Main Results and the Role of Chance: For analysis, patient samples were divided into three groups IVF(+ve) (successful fertilization; 62 samples), IVF-FF (failed fertilization; eight samples) and ICSI (21 samples). A further 10 IVF samples showed large, spontaneous [Ca2+]i oscillations and responses to progesterone could not be analysed. All patient samples loaded with the [Ca2+]i-indicator fluo4 responded to progesterone stimulation with a biphasic increase in fluorescence (transient followed by plateau) which resembled that seen in progesterone-stimulated donor samples. The mean normalized response (progesterone-induced increase in fluorescence normalized to resting level) was significantly smaller in IVF-FF and ICSI patient groups than in donors. All samples were further analysed by plotting, for each cell, the relationship between resting fluorescence intensity and the progesterone-induced fluorescence increment. In donor samples these plots overlaid closely and had a gradient of ≈ 2 and plots for most IVF(+ve) samples closely resembled the donor distribution. However, in a subset (≈ 10%) of IVF(+ve) samples, 3/8 IVF-FF samples and one-third of ICSI samples the gradient of the plot was significantly lower, indicating that the response to progesterone of the cells in these samples was abnormally small. Examination of the relationship between gradient (regression coefficient of the plot) in IVF samples and fertilization rate showed a positive correlation. In IVF-FF and ICSI groups, the proportion of cells in which a response to progesterone could be detected was significantly lower than in donors and IVF (+ve) patients. Approximately 20% of cells in donor, IVF(+ve) and ICSI samples generated [Ca2+]i oscillations when challenged with progesterone but in IVF-FF samples only ≈ 10% of cells generated oscillations and there was a significantly greater proportion of samples where no oscillations were observed. Levels of hyperactivated motility were lower in IVF(+ve) and IVF-FF groups compared to controls, IVF-FF also having lower levels than IVF(+ve).

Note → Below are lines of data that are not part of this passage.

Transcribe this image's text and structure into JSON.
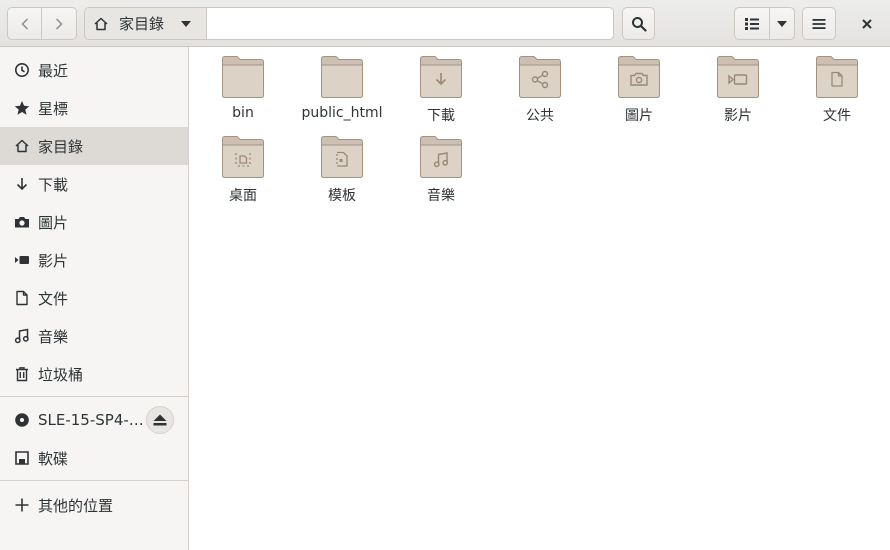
{
  "headerbar": {
    "location": "家目錄"
  },
  "sidebar": {
    "places": [
      {
        "label": "最近",
        "icon": "clock-icon"
      },
      {
        "label": "星標",
        "icon": "star-icon"
      },
      {
        "label": "家目錄",
        "icon": "home-icon",
        "active": true
      },
      {
        "label": "下載",
        "icon": "download-icon"
      },
      {
        "label": "圖片",
        "icon": "camera-icon"
      },
      {
        "label": "影片",
        "icon": "video-icon"
      },
      {
        "label": "文件",
        "icon": "document-icon"
      },
      {
        "label": "音樂",
        "icon": "music-icon"
      },
      {
        "label": "垃圾桶",
        "icon": "trash-icon"
      }
    ],
    "devices": [
      {
        "label": "SLE-15-SP4-…",
        "icon": "disc-icon"
      },
      {
        "label": "軟碟",
        "icon": "floppy-icon"
      }
    ],
    "other_locations": {
      "label": "其他的位置",
      "icon": "plus-icon"
    }
  },
  "files": [
    {
      "name": "bin",
      "emblem": "none"
    },
    {
      "name": "public_html",
      "emblem": "none"
    },
    {
      "name": "下載",
      "emblem": "download"
    },
    {
      "name": "公共",
      "emblem": "share"
    },
    {
      "name": "圖片",
      "emblem": "camera"
    },
    {
      "name": "影片",
      "emblem": "video"
    },
    {
      "name": "文件",
      "emblem": "document"
    },
    {
      "name": "桌面",
      "emblem": "desktop"
    },
    {
      "name": "模板",
      "emblem": "template"
    },
    {
      "name": "音樂",
      "emblem": "music"
    }
  ],
  "colors": {
    "folder": "#ddd2c6",
    "folder_tab": "#cdc0b2",
    "folder_stroke": "#a39282",
    "emblem": "#9a8877",
    "sidebar_active": "#dddad6"
  }
}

Limitations, Reasons for Caution: This is an in vitro study and caution must be taken when extrapolating these results in vivo.
Wider Implications of the Findings: This study reveals important details of impaired [Ca2+]i signalling in sperm from sub-fertile men that cannot be detected in population studies.
- calcium signalling
- CatSper channel